About three times a second, a 10,000-year-old stellar corpse sweeps a beam of gamma-rays toward Earth. This object, known as a pulsar, is the first one known to "blink" only in gamma rays, and was discovered by the Large Area Telescope (LAT) onboard NASA's Fermi Gamma-ray Space Telescope, a collaboration with the U.S. Department of Energy (DOE) and international partners.

"This is the first example of a new class of pulsars that will give us fundamental insights into how stars work," says Stanford University's Peter Michelson, principal investigator for the LAT. The LAT data is processed by the DOE's Stanford Linear Accelerator Center and analyzed by the International LAT Collaboration.
Astronomers think that many - perhaps all - galaxies in the universe contain massive black holes at their centers. New observations with the Submillimeter Array now suggest that such colossal black holes were common even 12 billion years ago, when the universe was only 1.7 billion years old and galaxies were just beginning to form. The new conclusion comes from the discovery of two distant galaxies, both with black holes at their heart, which are involved in a spectacular collision.

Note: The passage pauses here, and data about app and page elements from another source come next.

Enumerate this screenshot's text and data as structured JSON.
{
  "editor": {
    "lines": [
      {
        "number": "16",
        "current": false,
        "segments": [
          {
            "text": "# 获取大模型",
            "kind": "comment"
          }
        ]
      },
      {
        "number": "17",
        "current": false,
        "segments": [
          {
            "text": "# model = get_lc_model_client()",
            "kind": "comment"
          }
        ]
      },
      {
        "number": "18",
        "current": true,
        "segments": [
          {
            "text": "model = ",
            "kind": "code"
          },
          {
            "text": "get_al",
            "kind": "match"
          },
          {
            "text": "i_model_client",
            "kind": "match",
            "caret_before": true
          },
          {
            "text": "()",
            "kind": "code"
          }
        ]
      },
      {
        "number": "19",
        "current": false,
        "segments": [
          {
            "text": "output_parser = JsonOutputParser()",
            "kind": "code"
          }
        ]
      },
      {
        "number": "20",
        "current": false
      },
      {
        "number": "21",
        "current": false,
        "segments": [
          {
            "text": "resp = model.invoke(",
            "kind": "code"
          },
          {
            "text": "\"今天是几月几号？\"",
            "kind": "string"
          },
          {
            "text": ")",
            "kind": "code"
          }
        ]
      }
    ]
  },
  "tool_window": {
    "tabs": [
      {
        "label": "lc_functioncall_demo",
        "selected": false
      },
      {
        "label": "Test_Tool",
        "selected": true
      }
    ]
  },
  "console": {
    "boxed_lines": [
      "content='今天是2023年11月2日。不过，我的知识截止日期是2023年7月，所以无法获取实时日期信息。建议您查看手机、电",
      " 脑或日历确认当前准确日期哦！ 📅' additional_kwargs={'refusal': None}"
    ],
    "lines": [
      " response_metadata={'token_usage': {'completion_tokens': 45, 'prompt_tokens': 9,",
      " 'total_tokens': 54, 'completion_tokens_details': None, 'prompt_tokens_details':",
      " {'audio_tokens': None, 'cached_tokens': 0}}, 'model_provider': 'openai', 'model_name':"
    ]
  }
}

4C60.07, the first of the galaxies to be discovered, came to astronomers' attention because of its bright radio emission. This radio signal is one telltale sign of a quasar - a rapidly spinning black hole that is feeding on its home galaxy.

A unique, patent-pending collection of microbes that can be used both for cleaning up the environment and addressing our energy needs has earned the U.S. Department of Energy's Savannah River National Laboratory kudos from a newsletter covering the rapidly expanding field of nanotechnology. 

Nanotech Briefs awarded SRNL's BioTiger™ a spot on its fourth annual Nano 50™ list, described as the top 50 technologies, innovators and products expected to revolutionize the industry. Nanotech Briefs will present the awards during the National Nano Engineering Conference, Nov. 12-13 in Boston. For more information, visit www.techbriefs.com/nano.
Researchers at the University of Delaware have discovered that when the leaf of a plant is under attack by a pathogen, it can send out an S.O.S. to the roots for help, and the roots will respond by secreting an acid that brings beneficial bacteria to the rescue.

The finding quashes the misperception that plants are "sitting ducks"--at the mercy of passing pathogens--and sheds new light on a sophisticated signaling system inside plants that rivals the nervous system in humans and animals.


The green represents the beneficial bacterium Bacillus subtilis, which has formed a biofilm on the Arabidopsis root surface.  Photo Credit: University of Delaware/Thimmaraju Rudrappa
A single molecule in the intestinal wall, activated by the waste products from gut bacteria, plays a large role in controlling whether the host animals are lean or fatty, a research team, including scientists from UT Southwestern Medical Center, has found in a mouse study.

When activated, the molecule slows the movement of food through the intestine, allowing the animal to absorb more nutrients and thus gain weight. Without this signal, the animals weigh less. 

The study shows that the host can use bacterial byproducts not only as a source of nutrients, but also as chemical signals to regulate body functions. It also points the way to a potential method of controlling weight, the researchers said.